In the biographical notes on Judas Iscariot that follow I suggest that the cognomen Iscariot is a Greek garbling of another Hebrew word, צרעת, meaning “leprosy”, pronounced in the Romanized Tiberian Hebrew of the time as ṣāraʻaṯ; and that Ish-ṣāraʻaṯ (man with leprosy), was given a “k” when transitioning into Greek to make it sound more natural in Greek-attuned ears. If the reader is wondering “Which is it?”, my answer is “Both.” As with the cognomen Magdalene, which has a number of clearly intended meanings, I think this cognomen Iscariot has one meaning for the family (“Man from Kohath”) but, in Simon’s case, this second meaning as well.
Mary Magdalene, as a former Temple priestess on Mount Gerizim, is also closely associated in this gospel with the Samaritans. Indeed, her cognomen, which might be rooted in the word migdal (“tower” or “watchtower”) might refer to this land of Zuph, the land of watchers. And Mary Magdalene has already been associated by this gospel with Rachel, who wept for her “lost sons” in this land of Ramah (Jeremiah 31:15-16): Mary and Jesus met in chapter 4 at Jacob’s Well, just as Jacob and Rachel met at a well, perhaps the same well. With all of these close family ties to the Samaritan territory, there were quite likely Samaritans in the family, which may help explain how it is that Mary Magdalene was able to enter service as a Samaritan Temple priestess.
These connections also would give us insight as to why Joseph of Arimathea was a “secret disciple” of Jesus (John 19:38). He and his family, with all of these close connections to the Samaritans, would not want to celebrate the most notorious of them, Mary Magdalene’s service as a priestess followed by her marriage (without the permission of her estranged father Simon) to the equally notorious Jesus. Still, as the wealthy businessman uncle of Mary, the brother of the wealthy businessman Simon the Leper, Joseph could go to Pontius Pilate, representing father and widowed daughter, with sufficient leverage to take control of the body of Jesus before others (especially the Roman authorities and those on the Sanhedrin who thought ill of Jesus) did.

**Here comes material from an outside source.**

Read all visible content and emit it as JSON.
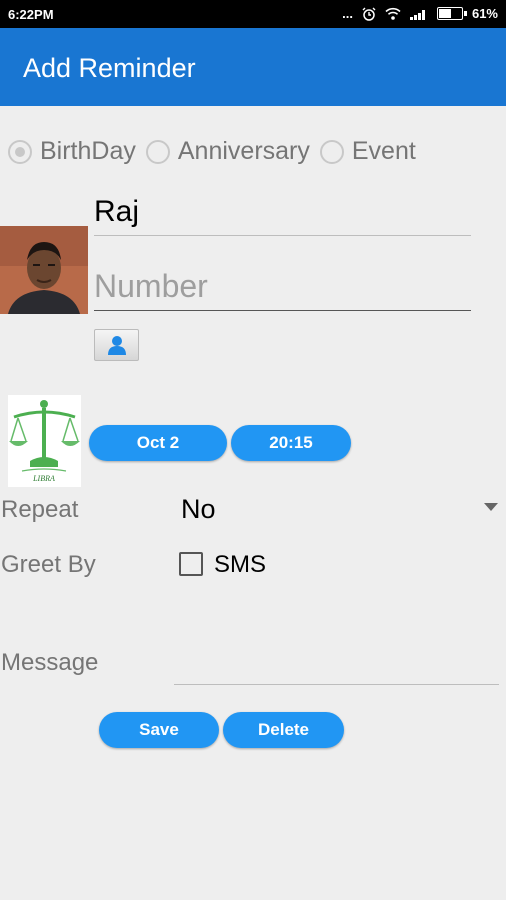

Normally a crucified body would be left for days on the cross as a “lesson” to the populace, to be pecked at by vultures, consumed by insects, and gnawed at by carnivorous animals. The body of Jesus, with all its volatile political implications, would need to be disposed of quickly. What is more, if Joseph and/or Nicodemus were aware of the possible plans for Jesus to take drugs (in the sour wine of 19:28-30) to put him into a deep coma (see the essay in this volume “The Trial, Death, and Resurrection of Jesus”), then there was all the more reason to gain speedy control of his body.